[MATERIAL PROVIDED]
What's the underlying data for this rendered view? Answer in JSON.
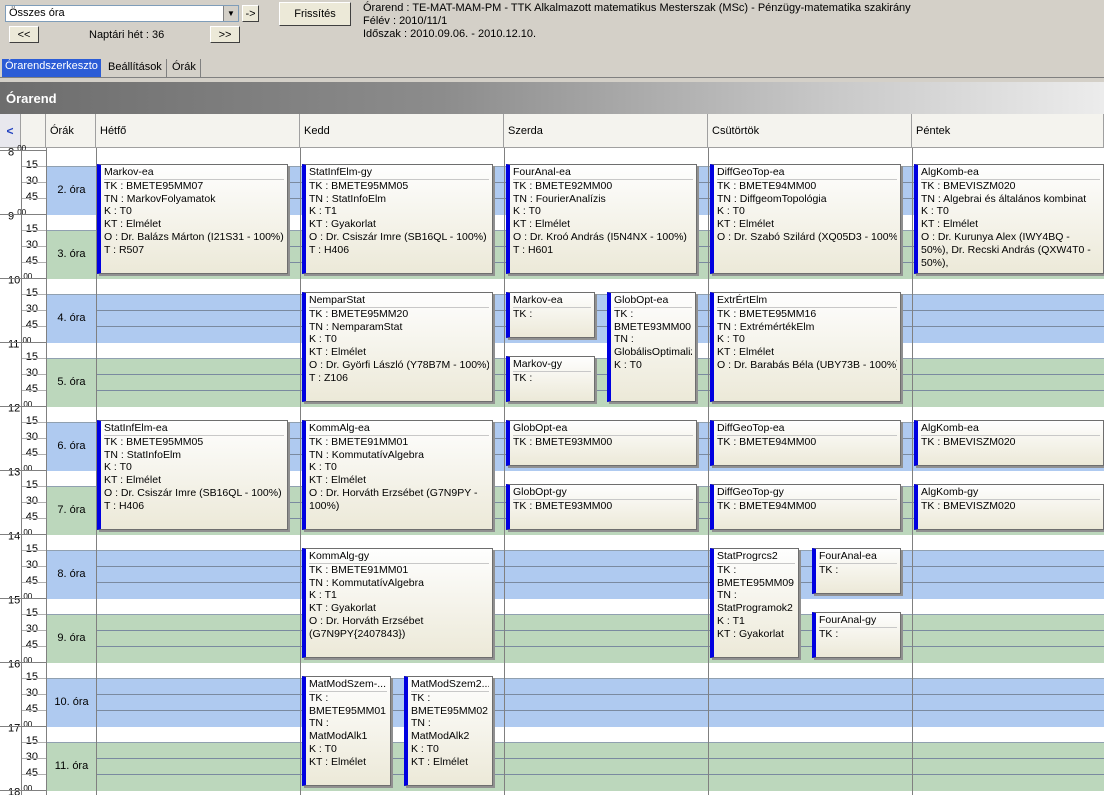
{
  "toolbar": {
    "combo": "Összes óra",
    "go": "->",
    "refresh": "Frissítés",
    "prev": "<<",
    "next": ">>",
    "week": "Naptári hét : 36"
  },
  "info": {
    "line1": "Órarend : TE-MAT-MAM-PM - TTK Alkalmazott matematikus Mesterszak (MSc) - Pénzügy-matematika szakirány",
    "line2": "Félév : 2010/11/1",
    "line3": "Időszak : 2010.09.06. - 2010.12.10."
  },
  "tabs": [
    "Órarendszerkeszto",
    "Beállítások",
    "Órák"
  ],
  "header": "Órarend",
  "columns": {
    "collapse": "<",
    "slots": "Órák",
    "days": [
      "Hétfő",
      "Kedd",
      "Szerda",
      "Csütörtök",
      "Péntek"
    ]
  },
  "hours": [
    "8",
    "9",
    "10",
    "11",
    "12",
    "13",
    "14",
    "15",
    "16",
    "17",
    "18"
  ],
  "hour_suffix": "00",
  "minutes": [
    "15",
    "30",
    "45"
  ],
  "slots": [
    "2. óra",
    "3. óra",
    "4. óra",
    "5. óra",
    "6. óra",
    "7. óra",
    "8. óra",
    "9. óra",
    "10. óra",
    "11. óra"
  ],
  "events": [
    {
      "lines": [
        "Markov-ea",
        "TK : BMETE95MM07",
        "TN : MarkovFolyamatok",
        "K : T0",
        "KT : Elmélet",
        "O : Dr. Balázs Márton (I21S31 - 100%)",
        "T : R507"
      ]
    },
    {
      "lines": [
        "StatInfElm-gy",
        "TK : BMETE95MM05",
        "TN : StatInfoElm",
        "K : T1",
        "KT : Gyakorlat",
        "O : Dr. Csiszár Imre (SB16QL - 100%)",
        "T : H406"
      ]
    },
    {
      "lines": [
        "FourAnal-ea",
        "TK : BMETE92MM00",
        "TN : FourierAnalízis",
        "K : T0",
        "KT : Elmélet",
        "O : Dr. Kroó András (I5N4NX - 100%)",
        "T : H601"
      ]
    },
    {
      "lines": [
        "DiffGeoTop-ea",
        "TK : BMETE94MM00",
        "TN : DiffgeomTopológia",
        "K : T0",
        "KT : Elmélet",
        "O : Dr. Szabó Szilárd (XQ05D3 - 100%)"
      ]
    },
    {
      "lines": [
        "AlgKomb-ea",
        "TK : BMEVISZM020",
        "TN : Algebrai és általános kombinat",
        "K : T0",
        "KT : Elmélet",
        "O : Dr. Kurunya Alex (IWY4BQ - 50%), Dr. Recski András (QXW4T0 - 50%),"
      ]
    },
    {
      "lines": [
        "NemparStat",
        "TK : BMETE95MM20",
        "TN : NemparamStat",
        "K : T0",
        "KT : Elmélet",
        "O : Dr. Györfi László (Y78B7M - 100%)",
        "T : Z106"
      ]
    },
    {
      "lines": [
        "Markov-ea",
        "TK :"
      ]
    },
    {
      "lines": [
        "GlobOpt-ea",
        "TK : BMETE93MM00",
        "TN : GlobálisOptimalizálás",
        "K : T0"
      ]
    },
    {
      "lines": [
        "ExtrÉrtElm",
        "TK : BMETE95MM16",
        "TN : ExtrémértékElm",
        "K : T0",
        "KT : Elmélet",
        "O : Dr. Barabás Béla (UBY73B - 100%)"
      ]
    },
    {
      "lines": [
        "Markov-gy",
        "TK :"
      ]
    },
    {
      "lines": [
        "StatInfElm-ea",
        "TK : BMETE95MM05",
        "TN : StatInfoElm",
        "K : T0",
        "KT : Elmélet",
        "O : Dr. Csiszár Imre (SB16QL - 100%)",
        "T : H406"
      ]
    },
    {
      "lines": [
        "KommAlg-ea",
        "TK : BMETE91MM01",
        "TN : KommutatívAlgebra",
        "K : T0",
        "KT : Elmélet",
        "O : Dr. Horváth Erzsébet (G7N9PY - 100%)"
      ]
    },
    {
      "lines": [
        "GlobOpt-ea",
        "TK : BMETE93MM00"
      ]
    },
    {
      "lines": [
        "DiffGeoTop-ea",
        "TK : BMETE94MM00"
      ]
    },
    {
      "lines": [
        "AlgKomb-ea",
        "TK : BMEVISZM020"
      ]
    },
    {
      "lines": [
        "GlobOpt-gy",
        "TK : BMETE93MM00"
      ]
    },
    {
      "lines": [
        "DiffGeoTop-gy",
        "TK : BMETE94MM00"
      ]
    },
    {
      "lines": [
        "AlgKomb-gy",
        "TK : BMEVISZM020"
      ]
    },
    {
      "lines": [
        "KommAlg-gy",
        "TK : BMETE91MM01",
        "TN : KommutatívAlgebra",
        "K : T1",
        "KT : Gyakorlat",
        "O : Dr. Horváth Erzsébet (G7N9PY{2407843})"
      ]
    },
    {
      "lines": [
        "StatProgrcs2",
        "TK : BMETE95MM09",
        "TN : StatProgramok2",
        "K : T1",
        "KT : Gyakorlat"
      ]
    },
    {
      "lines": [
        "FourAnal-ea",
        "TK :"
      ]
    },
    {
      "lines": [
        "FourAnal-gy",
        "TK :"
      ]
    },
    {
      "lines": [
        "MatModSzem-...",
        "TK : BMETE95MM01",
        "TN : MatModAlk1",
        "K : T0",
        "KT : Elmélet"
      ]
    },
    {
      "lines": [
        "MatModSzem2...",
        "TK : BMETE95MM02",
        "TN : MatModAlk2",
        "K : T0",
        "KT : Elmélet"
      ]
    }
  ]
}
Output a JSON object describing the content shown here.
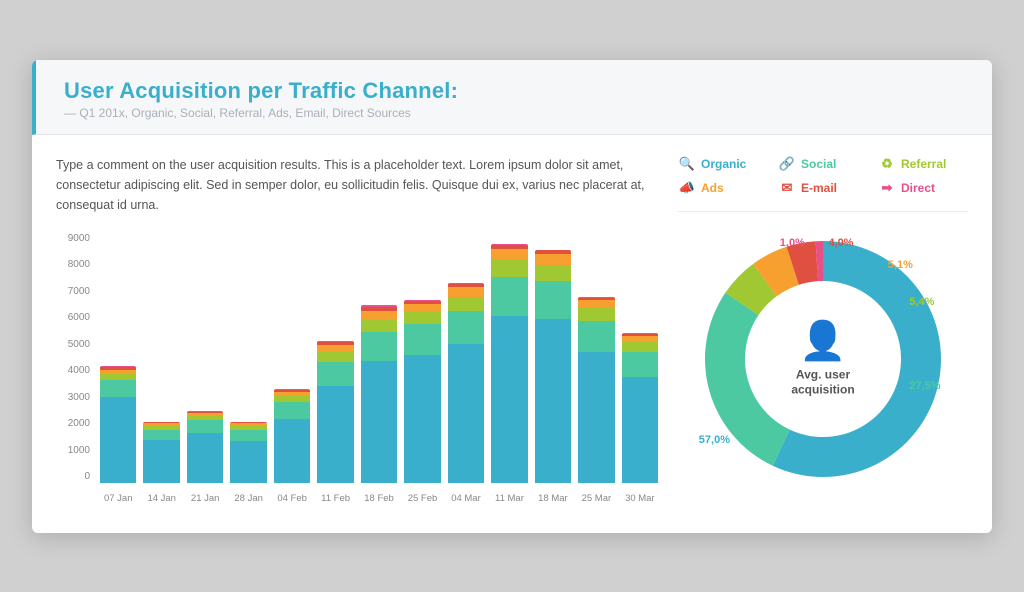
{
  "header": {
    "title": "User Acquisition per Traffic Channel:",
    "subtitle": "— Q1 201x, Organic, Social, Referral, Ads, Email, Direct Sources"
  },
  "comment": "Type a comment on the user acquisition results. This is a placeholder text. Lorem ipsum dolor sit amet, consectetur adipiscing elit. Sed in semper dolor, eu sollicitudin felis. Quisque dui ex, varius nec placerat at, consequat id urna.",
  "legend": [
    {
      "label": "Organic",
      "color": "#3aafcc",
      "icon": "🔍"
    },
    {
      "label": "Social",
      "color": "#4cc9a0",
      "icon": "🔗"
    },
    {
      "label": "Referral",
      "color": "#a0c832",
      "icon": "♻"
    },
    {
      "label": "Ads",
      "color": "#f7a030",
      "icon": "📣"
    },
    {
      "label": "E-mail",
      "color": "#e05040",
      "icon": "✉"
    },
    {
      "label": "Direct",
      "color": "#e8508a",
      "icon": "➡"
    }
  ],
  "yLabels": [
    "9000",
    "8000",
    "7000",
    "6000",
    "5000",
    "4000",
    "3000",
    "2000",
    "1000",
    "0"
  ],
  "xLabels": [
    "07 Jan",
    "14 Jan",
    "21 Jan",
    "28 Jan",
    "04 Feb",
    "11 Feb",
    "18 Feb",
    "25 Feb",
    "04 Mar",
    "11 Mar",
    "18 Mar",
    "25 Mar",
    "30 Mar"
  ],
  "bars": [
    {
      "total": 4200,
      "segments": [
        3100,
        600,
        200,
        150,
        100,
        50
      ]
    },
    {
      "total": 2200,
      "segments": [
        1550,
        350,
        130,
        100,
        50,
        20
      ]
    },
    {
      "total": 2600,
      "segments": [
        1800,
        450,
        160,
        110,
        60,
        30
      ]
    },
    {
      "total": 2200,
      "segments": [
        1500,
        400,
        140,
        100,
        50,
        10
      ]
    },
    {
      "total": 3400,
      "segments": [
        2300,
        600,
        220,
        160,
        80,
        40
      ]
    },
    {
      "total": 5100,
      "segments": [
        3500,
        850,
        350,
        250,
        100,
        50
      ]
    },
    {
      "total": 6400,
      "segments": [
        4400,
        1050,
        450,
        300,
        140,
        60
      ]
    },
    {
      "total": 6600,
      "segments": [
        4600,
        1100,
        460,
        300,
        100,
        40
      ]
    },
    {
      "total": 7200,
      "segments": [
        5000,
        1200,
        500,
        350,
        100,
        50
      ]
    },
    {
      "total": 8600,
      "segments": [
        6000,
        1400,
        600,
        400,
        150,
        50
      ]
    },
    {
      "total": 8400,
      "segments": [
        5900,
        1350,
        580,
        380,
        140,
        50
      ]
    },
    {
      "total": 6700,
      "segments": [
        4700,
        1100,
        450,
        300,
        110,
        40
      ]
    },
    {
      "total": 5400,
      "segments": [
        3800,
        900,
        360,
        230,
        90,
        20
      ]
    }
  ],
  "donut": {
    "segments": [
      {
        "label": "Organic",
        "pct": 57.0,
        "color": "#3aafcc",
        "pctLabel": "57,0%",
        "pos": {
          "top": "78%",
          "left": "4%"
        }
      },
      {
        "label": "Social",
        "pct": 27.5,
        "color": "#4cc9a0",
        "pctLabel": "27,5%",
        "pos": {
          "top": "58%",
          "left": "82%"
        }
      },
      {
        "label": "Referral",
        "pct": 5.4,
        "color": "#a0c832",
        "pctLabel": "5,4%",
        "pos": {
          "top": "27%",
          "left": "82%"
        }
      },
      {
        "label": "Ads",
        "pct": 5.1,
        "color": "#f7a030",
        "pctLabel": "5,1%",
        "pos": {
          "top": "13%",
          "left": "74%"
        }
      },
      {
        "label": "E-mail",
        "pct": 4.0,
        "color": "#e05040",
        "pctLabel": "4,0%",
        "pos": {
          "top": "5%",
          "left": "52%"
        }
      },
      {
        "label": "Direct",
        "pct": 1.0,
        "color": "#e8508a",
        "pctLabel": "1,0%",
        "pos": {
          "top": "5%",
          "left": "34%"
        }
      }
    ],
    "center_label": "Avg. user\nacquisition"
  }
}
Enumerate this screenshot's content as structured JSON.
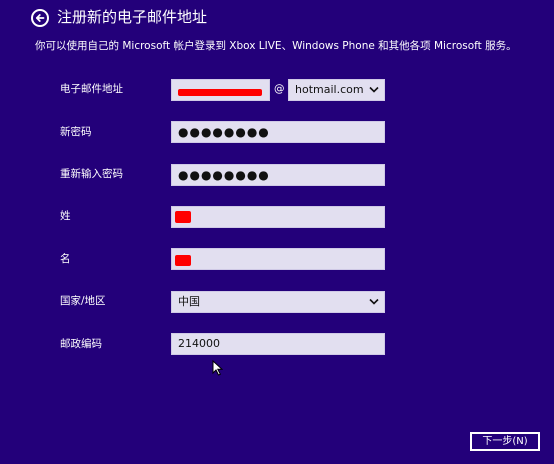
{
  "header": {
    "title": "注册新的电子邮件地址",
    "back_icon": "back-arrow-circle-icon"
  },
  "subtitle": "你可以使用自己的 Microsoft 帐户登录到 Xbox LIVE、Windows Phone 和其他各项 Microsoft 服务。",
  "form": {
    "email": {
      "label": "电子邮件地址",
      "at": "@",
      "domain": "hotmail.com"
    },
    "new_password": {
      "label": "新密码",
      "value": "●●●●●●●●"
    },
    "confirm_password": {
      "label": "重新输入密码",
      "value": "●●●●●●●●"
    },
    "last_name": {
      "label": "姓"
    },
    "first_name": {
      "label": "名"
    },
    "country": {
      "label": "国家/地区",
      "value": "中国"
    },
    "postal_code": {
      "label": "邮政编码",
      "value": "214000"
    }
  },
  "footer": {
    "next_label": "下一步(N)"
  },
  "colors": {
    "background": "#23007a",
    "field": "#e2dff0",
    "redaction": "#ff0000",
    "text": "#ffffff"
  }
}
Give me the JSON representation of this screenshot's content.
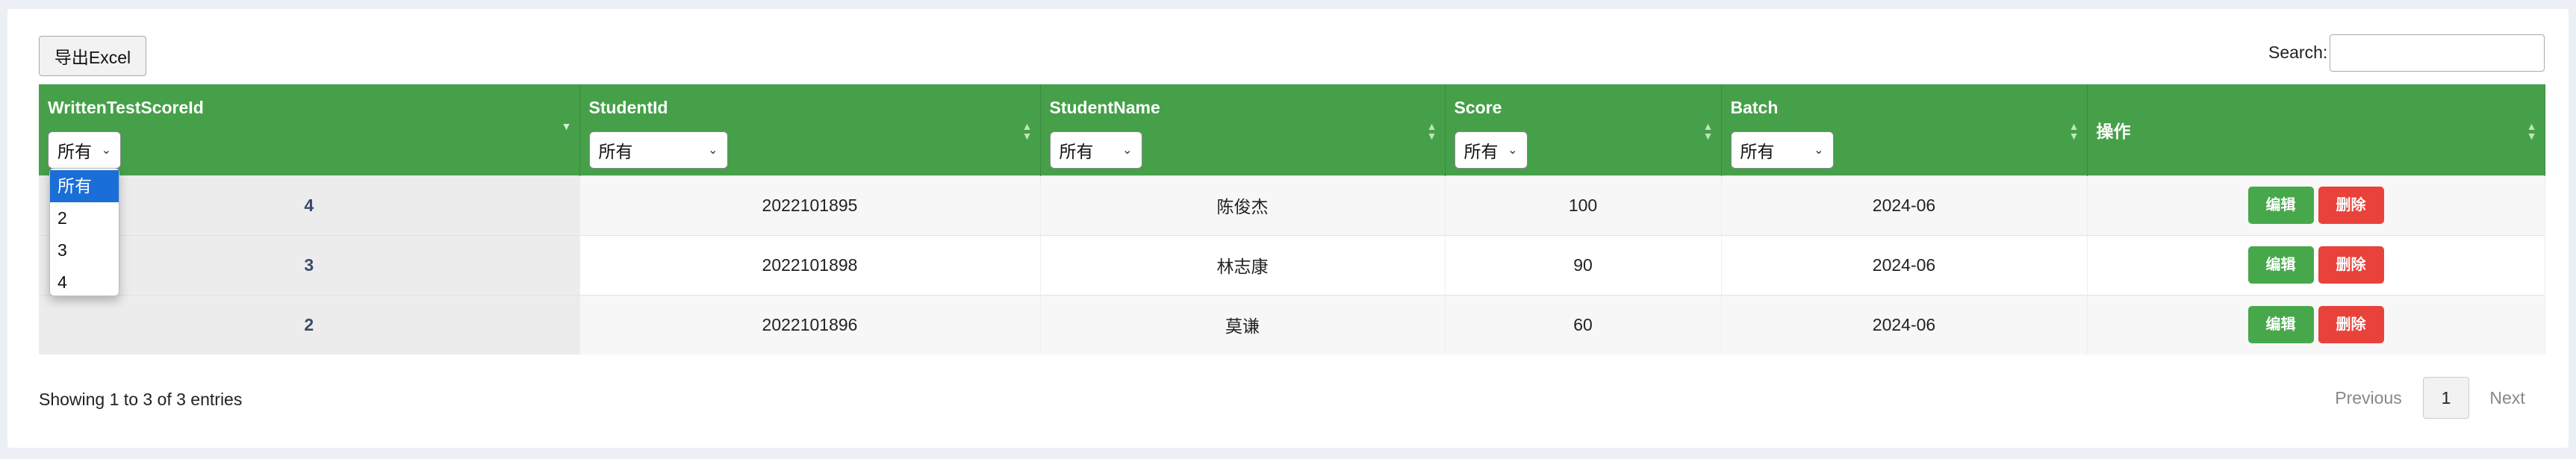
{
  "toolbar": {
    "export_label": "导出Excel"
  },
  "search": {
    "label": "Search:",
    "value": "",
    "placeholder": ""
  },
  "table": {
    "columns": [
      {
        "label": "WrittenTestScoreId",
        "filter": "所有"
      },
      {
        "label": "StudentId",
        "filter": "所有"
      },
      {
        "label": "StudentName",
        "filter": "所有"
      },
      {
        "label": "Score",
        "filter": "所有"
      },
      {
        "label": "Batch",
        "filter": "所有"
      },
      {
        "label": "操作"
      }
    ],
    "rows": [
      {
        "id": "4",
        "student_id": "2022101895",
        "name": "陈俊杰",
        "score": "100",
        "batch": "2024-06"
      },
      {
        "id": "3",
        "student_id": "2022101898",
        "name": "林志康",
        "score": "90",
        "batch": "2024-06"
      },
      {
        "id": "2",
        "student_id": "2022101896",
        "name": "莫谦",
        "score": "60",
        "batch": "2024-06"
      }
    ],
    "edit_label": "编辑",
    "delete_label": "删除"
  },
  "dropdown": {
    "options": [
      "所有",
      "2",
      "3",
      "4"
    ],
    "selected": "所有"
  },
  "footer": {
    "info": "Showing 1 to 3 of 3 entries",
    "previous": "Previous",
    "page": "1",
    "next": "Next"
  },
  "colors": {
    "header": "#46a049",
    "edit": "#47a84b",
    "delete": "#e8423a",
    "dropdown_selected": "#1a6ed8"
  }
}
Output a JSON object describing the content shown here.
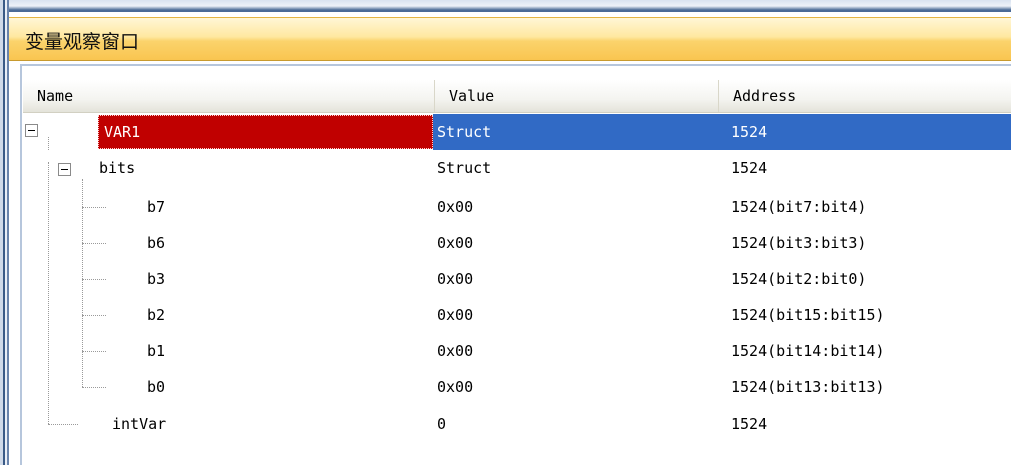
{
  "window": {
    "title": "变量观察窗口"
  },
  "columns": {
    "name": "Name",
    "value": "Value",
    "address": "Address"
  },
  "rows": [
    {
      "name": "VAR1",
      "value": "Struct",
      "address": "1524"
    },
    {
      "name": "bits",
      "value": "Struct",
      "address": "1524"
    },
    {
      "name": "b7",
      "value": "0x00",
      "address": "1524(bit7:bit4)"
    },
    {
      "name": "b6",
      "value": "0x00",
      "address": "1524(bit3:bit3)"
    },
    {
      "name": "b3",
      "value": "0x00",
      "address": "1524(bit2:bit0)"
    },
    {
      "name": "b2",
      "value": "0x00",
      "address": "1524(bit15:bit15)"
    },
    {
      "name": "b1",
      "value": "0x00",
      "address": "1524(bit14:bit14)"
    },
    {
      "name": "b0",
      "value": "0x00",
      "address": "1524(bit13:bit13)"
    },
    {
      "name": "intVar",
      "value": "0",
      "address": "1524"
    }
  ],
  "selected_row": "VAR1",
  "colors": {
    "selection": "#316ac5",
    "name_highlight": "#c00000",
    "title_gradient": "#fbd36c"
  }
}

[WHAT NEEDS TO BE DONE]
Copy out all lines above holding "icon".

[RESPONSE AREA]
      "icon": "🔍"
      "icon": "🔗"
      "icon": "♻"
      "icon": "📣"
      "icon": "✉"
      "icon": "➡"
    "back_icon": "back-arrow-circle-icon"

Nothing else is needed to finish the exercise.